**Task brief:** All lines of the data shown below should be output exactly as they stand.

**Given data:**
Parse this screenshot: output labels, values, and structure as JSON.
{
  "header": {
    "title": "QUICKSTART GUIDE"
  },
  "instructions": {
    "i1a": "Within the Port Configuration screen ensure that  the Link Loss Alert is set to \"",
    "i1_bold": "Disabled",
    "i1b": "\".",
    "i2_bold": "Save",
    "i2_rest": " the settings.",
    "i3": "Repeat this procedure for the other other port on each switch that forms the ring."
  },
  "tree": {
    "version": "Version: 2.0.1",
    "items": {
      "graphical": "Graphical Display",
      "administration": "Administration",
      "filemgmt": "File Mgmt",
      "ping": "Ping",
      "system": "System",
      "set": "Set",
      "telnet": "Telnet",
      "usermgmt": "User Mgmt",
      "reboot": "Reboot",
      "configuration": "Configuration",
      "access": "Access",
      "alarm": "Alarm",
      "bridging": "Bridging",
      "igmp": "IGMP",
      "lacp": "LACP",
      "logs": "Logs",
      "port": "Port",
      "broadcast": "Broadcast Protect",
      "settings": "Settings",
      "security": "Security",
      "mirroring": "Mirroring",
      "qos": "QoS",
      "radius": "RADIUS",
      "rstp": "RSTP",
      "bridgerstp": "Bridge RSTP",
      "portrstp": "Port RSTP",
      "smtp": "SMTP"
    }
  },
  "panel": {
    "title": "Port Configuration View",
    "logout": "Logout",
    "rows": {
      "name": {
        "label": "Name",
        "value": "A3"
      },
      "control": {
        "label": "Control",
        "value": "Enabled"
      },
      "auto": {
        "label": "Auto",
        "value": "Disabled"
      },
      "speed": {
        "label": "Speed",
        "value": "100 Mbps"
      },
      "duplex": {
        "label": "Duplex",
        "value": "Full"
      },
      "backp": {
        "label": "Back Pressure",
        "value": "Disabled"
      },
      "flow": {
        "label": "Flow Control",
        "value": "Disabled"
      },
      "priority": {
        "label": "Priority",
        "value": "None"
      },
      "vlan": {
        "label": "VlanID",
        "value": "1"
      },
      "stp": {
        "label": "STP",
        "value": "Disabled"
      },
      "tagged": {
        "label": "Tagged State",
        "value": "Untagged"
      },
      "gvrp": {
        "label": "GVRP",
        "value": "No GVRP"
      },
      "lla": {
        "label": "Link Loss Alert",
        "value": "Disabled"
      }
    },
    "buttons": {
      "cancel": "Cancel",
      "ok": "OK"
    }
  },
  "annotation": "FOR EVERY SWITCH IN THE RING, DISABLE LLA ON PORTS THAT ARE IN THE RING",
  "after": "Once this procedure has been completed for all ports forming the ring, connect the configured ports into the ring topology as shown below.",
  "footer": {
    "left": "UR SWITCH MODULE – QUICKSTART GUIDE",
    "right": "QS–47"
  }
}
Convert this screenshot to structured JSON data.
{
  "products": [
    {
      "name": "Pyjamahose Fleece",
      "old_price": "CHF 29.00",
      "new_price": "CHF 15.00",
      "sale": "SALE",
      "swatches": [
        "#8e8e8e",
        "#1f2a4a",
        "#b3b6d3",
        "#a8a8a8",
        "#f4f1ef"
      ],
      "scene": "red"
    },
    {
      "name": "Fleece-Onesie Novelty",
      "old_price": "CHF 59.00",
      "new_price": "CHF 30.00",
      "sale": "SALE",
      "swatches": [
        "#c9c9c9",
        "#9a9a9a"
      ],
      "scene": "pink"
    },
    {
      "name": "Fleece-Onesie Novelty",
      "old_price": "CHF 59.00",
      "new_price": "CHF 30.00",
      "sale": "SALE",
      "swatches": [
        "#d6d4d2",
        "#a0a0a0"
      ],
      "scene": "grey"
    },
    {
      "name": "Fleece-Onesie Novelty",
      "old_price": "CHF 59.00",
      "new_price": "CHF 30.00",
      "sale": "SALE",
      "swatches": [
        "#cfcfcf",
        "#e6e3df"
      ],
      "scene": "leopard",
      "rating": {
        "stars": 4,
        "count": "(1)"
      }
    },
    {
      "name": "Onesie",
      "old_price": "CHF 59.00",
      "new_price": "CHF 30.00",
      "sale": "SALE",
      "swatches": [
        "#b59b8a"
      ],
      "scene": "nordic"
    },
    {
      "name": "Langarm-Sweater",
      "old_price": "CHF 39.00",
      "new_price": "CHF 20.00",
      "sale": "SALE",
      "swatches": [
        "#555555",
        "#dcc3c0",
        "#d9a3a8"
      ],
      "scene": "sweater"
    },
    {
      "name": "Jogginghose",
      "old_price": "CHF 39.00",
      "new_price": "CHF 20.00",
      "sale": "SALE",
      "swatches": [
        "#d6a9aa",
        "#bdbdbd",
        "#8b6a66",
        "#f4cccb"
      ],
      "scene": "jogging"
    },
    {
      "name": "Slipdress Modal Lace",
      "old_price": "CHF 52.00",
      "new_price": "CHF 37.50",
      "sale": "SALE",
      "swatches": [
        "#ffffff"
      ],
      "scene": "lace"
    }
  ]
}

**Result:**
Parse this screenshot: output labels, values, and structure as JSON.
{
  "header": {
    "title": "QUICKSTART GUIDE"
  },
  "instructions": {
    "i1a": "Within the Port Configuration screen ensure that  the Link Loss Alert is set to \"",
    "i1_bold": "Disabled",
    "i1b": "\".",
    "i2_bold": "Save",
    "i2_rest": " the settings.",
    "i3": "Repeat this procedure for the other other port on each switch that forms the ring."
  },
  "tree": {
    "version": "Version: 2.0.1",
    "items": {
      "graphical": "Graphical Display",
      "administration": "Administration",
      "filemgmt": "File Mgmt",
      "ping": "Ping",
      "system": "System",
      "set": "Set",
      "telnet": "Telnet",
      "usermgmt": "User Mgmt",
      "reboot": "Reboot",
      "configuration": "Configuration",
      "access": "Access",
      "alarm": "Alarm",
      "bridging": "Bridging",
      "igmp": "IGMP",
      "lacp": "LACP",
      "logs": "Logs",
      "port": "Port",
      "broadcast": "Broadcast Protect",
      "settings": "Settings",
      "security": "Security",
      "mirroring": "Mirroring",
      "qos": "QoS",
      "radius": "RADIUS",
      "rstp": "RSTP",
      "bridgerstp": "Bridge RSTP",
      "portrstp": "Port RSTP",
      "smtp": "SMTP"
    }
  },
  "panel": {
    "title": "Port Configuration View",
    "logout": "Logout",
    "rows": {
      "name": {
        "label": "Name",
        "value": "A3"
      },
      "control": {
        "label": "Control",
        "value": "Enabled"
      },
      "auto": {
        "label": "Auto",
        "value": "Disabled"
      },
      "speed": {
        "label": "Speed",
        "value": "100 Mbps"
      },
      "duplex": {
        "label": "Duplex",
        "value": "Full"
      },
      "backp": {
        "label": "Back Pressure",
        "value": "Disabled"
      },
      "flow": {
        "label": "Flow Control",
        "value": "Disabled"
      },
      "priority": {
        "label": "Priority",
        "value": "None"
      },
      "vlan": {
        "label": "VlanID",
        "value": "1"
      },
      "stp": {
        "label": "STP",
        "value": "Disabled"
      },
      "tagged": {
        "label": "Tagged State",
        "value": "Untagged"
      },
      "gvrp": {
        "label": "GVRP",
        "value": "No GVRP"
      },
      "lla": {
        "label": "Link Loss Alert",
        "value": "Disabled"
      }
    },
    "buttons": {
      "cancel": "Cancel",
      "ok": "OK"
    }
  },
  "annotation": "FOR EVERY SWITCH IN THE RING, DISABLE LLA ON PORTS THAT ARE IN THE RING",
  "after": "Once this procedure has been completed for all ports forming the ring, connect the configured ports into the ring topology as shown below.",
  "footer": {
    "left": "UR SWITCH MODULE – QUICKSTART GUIDE",
    "right": "QS–47"
  }
}
Convert this screenshot to structured JSON data.
{
  "products": [
    {
      "name": "Pyjamahose Fleece",
      "old_price": "CHF 29.00",
      "new_price": "CHF 15.00",
      "sale": "SALE",
      "swatches": [
        "#8e8e8e",
        "#1f2a4a",
        "#b3b6d3",
        "#a8a8a8",
        "#f4f1ef"
      ],
      "scene": "red"
    },
    {
      "name": "Fleece-Onesie Novelty",
      "old_price": "CHF 59.00",
      "new_price": "CHF 30.00",
      "sale": "SALE",
      "swatches": [
        "#c9c9c9",
        "#9a9a9a"
      ],
      "scene": "pink"
    },
    {
      "name": "Fleece-Onesie Novelty",
      "old_price": "CHF 59.00",
      "new_price": "CHF 30.00",
      "sale": "SALE",
      "swatches": [
        "#d6d4d2",
        "#a0a0a0"
      ],
      "scene": "grey"
    },
    {
      "name": "Fleece-Onesie Novelty",
      "old_price": "CHF 59.00",
      "new_price": "CHF 30.00",
      "sale": "SALE",
      "swatches": [
        "#cfcfcf",
        "#e6e3df"
      ],
      "scene": "leopard",
      "rating": {
        "stars": 4,
        "count": "(1)"
      }
    },
    {
      "name": "Onesie",
      "old_price": "CHF 59.00",
      "new_price": "CHF 30.00",
      "sale": "SALE",
      "swatches": [
        "#b59b8a"
      ],
      "scene": "nordic"
    },
    {
      "name": "Langarm-Sweater",
      "old_price": "CHF 39.00",
      "new_price": "CHF 20.00",
      "sale": "SALE",
      "swatches": [
        "#555555",
        "#dcc3c0",
        "#d9a3a8"
      ],
      "scene": "sweater"
    },
    {
      "name": "Jogginghose",
      "old_price": "CHF 39.00",
      "new_price": "CHF 20.00",
      "sale": "SALE",
      "swatches": [
        "#d6a9aa",
        "#bdbdbd",
        "#8b6a66",
        "#f4cccb"
      ],
      "scene": "jogging"
    },
    {
      "name": "Slipdress Modal Lace",
      "old_price": "CHF 52.00",
      "new_price": "CHF 37.50",
      "sale": "SALE",
      "swatches": [
        "#ffffff"
      ],
      "scene": "lace"
    }
  ]
}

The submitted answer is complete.